Bind variables and cursor parameters give a large amount of flexibility with modifying queries using weak cursors. They do not allow you to fundamentally alter the structure of a query though. These limitations can be overcome by constructing SQL in strings and using weak cursors to reference the resulting query, as illustrated in this example.
declare crs SYS_REFCURSOR; v_sql varchar2(200) := 'select <expression> from employees where salary > :amount'; v_string_data varchar2(4000); begin v_sql := replace(v_sql, '<expression>', 'last_name||'' ''||first_name'); /* v_sql := replace(v_sql, '<expression>', 'employee_id||'';''||last_name||'';''||first_name||'';''||salary'); */ open crs for v_sql using 10000; loop fetch crs into v_string_data; exit when crs%notfound; dbms_output.put_line(v_string_data); end loop; close crs; end;

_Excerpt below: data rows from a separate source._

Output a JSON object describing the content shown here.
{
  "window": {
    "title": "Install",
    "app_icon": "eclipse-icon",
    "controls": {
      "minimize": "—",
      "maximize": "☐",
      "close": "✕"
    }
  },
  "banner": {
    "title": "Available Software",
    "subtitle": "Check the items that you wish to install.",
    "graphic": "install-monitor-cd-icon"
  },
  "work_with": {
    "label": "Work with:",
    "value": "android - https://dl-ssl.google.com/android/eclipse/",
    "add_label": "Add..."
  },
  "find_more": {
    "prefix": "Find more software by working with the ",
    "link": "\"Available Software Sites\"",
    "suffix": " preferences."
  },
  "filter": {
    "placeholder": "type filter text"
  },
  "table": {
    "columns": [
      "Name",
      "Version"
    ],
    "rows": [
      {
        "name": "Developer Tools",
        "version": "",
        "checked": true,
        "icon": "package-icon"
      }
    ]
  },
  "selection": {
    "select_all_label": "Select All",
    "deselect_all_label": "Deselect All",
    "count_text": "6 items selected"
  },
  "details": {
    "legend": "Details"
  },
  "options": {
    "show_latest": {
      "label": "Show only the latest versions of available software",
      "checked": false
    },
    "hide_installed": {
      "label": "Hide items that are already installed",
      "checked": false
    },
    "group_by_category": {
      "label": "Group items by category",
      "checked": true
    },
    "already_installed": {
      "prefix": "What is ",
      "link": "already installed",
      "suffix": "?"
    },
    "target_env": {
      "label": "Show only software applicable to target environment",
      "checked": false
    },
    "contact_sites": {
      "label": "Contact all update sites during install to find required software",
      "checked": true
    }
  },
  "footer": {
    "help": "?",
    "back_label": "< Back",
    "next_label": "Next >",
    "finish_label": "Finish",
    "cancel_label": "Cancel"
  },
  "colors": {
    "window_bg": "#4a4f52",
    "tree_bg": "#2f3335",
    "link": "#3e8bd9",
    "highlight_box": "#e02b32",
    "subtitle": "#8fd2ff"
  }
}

The commented line contains a significantly different query (one that returns a different number of columns separated by semicolons). Run the block as written and them uncomment the commented line to see the difference. This example uses queries against the same table, but the only restriction is that the cursor reference a valid SQL statement and that the value(s) retrieved correspond to a record or variable that can hold each returned result.
declare v_sql varchar2(200) := 'select <expression> from employees where employee_id = :id'; v_string_data varchar2(4000); begin v_sql := replace(v_sql, '<expression>','last_name'); execute immediate v_sql into v_string_data using 101; dbms_output.put_line(v_string_data); end;
In some circumstances, you will need to craft dynamic SQL statements. This example shows some of the features available when using EXECUTE IMMEDIATE to run a SQL query contained in a string. The INTO clause is only relevant with a SELECT statement. This is due to the fact that DML statements cannot return values. The <expression> portion of the string above can be replaced with any valid single column or even an expression (e.g. first_name, to_char(salary,''$999,999.00'')).
This example also demonstrates the use of id as a bind variable. (The use of a bind variable is a frequently cited Oracle "best practice". A bind variable allows the database to recognize common query statements that differ only in values present in bind variables. This benefits application performance). The using clause is used to populate the bind variable (:id).
create or replace procedure employee_report_by_state_prov ( v_state in varchar2) is CURSOR crs (state varchar2) IS select * from emp_details_view where state_province = state order by last_name, first_name; rec emp_details_view%rowtype; begin open crs (v_state); loop fetch crs into rec; exit when crs%notfound; dbms_output.put_line(rec.first_name || ' ' || rec.last_name || ' ' || rec.job_id); end loop; end employee_report_by_state_prov; / -- To test execute the following: BEGIN EMPLOYEE_REPORT_BY_STATE_PROV(V_STATE => 'Texas'); END; /